"There are no bullying or harassment policies"

The Union has a lot of work to do with regard to ensuring the safety of its female members, Louise (not her real name) agrees. She acknowledges that the bar staff at the Union are trained to recognise Ask for Angela, and informs me that there are anti-spiking drinks covers available, but thinks that “they’re not promoted enough for people to know about them.” 

Louise goes on to say that she has been told by higher-ups at the Union that the lack of promotion of anti-spiking measures is a deliberate choice to avoid bad publicity, and tells me that she heard this justified by fears that “if they advertise that they have anti-spiking drinks covers, it will make people think that spiking is something that happens there.” 

On other occasions, though, the view of my interviewees is unanimous. Almost every woman I interviewed explicitly stated, or at least alluded to, experiences of slut-shaming in the Union and beyond. Alex tells me that people within the society, spurred on by other public student forums, accused her of “sleeping with half the committee in order to get places,” a sentiment echoed by several other anonymous interviewees.

The Union has come under fire in the past for inviting inflammatory speakers, such as gender critical feminist Kathleen Stock, and anti-abortion political commentator Ben Shapiro. I was curious to know what the women at the centre of the Union thought about how these invitations coincide with its  commitment to inclusivity.

For Neha, it’s all about balance: she emphasises her team’s dedication to creating a varied term card, with a “broad range of speakers.” She points to LGBTQ+ rights activists Sandi Toksvig and India Willoughby, who “spoke about her experiences being a trans woman in Britain,” as examples of invitees who counteract Ben Shapiro’s presence. 

"It'll take a culture shift"

Equalities Officer for Lent term, Anoushka Kale, agrees. She expresses that she understands why women “might feel like ‘this place is not for me’ if someone who has made overtly misogynistic comments speaks at the Union,” but concurs that this can be avoided by also inviting speakers who empower and uplift women. Anoushka voices her disappointment that there is “disproportionate attention given to certain names.” 


Mountain View

Neha Pauly wins Union presidency by narrow margin

Alex believes that inviting potentially inflammatory speakers is not only compatible with the goal of representation, but is in fact essential for it: “There are men with the mindsets of Shapiro and Peterson existing alongside us every single day [...] Acting like they do not exist is reckless.”

While these students see encouraging debate as the key to a more balanced Union, one former committee member told me that “it’ll take a culture shift” to address deeper inequalities.
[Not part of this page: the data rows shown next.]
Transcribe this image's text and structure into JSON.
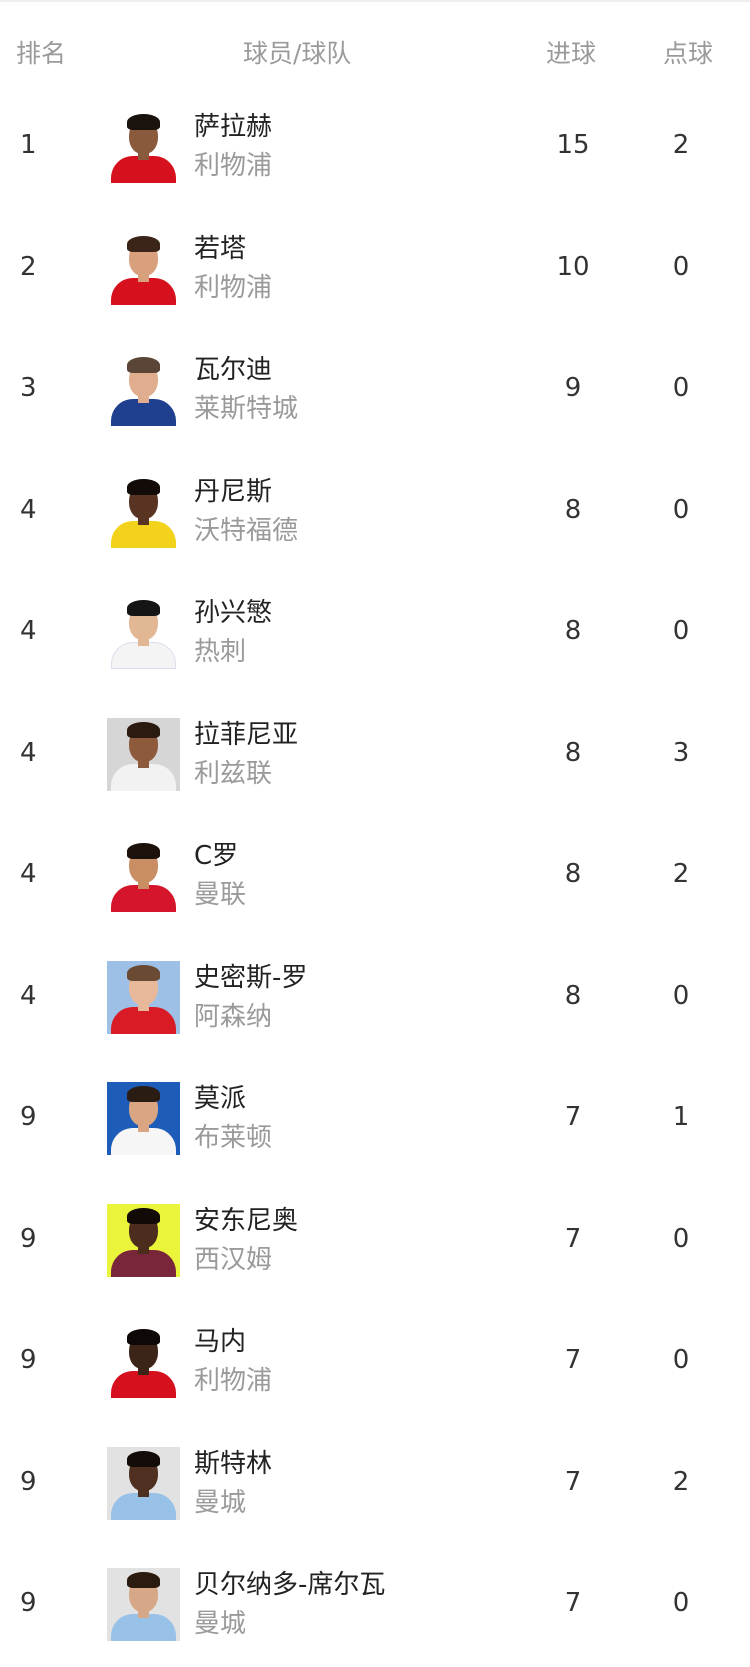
{
  "header": {
    "rank": "排名",
    "player_team": "球员/球队",
    "goals": "进球",
    "penalties": "点球"
  },
  "rows": [
    {
      "rank": "1",
      "name": "萨拉赫",
      "team": "利物浦",
      "goals": "15",
      "penalties": "2"
    },
    {
      "rank": "2",
      "name": "若塔",
      "team": "利物浦",
      "goals": "10",
      "penalties": "0"
    },
    {
      "rank": "3",
      "name": "瓦尔迪",
      "team": "莱斯特城",
      "goals": "9",
      "penalties": "0"
    },
    {
      "rank": "4",
      "name": "丹尼斯",
      "team": "沃特福德",
      "goals": "8",
      "penalties": "0"
    },
    {
      "rank": "4",
      "name": "孙兴慜",
      "team": "热刺",
      "goals": "8",
      "penalties": "0"
    },
    {
      "rank": "4",
      "name": "拉菲尼亚",
      "team": "利兹联",
      "goals": "8",
      "penalties": "3"
    },
    {
      "rank": "4",
      "name": "C罗",
      "team": "曼联",
      "goals": "8",
      "penalties": "2"
    },
    {
      "rank": "4",
      "name": "史密斯-罗",
      "team": "阿森纳",
      "goals": "8",
      "penalties": "0"
    },
    {
      "rank": "9",
      "name": "莫派",
      "team": "布莱顿",
      "goals": "7",
      "penalties": "1"
    },
    {
      "rank": "9",
      "name": "安东尼奥",
      "team": "西汉姆",
      "goals": "7",
      "penalties": "0"
    },
    {
      "rank": "9",
      "name": "马内",
      "team": "利物浦",
      "goals": "7",
      "penalties": "0"
    },
    {
      "rank": "9",
      "name": "斯特林",
      "team": "曼城",
      "goals": "7",
      "penalties": "2"
    },
    {
      "rank": "9",
      "name": "贝尔纳多-席尔瓦",
      "team": "曼城",
      "goals": "7",
      "penalties": "0"
    }
  ],
  "colors": {
    "text_primary": "#222222",
    "text_secondary": "#9a9a9a",
    "liverpool_red": "#d6101c",
    "leicester_blue": "#1f3f8f",
    "watford_yellow": "#f2d21b",
    "spurs_white": "#f4f4f4",
    "leeds_white": "#f2f2f2",
    "manutd_red": "#d4152b",
    "arsenal_red": "#d81b24",
    "brighton_white": "#f6f6f6",
    "westham_claret": "#7a263a",
    "mancity_blue": "#97c1e7"
  }
}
Such problems “start from the top,” she says, in a society which enables “blatant misogynists [to sit] in the chair,” and where things are “[let] slide because the person is your boss or your friend”.

A spokesperson for the Union told Varsity: "Misogyny has no place in our society," though they "acknowledge that the Union has historically been a male dominated space, and are committed to supporting women's participation". On the claims that their bullying and harassment policies aren't tight enough, the Union commented: "We have a clear policy for dealing with formal complaints outlined in the code of conduct laws of our constitution; this includes the provision that claims can be investigated by our independent Review Committee."

They continued: "We are an accredited Purple Flag venue and follow the Cambridge BID guidelines on spiking [...] Drink spiking covers are available from all bar staff, as advertised on posters throughout the building."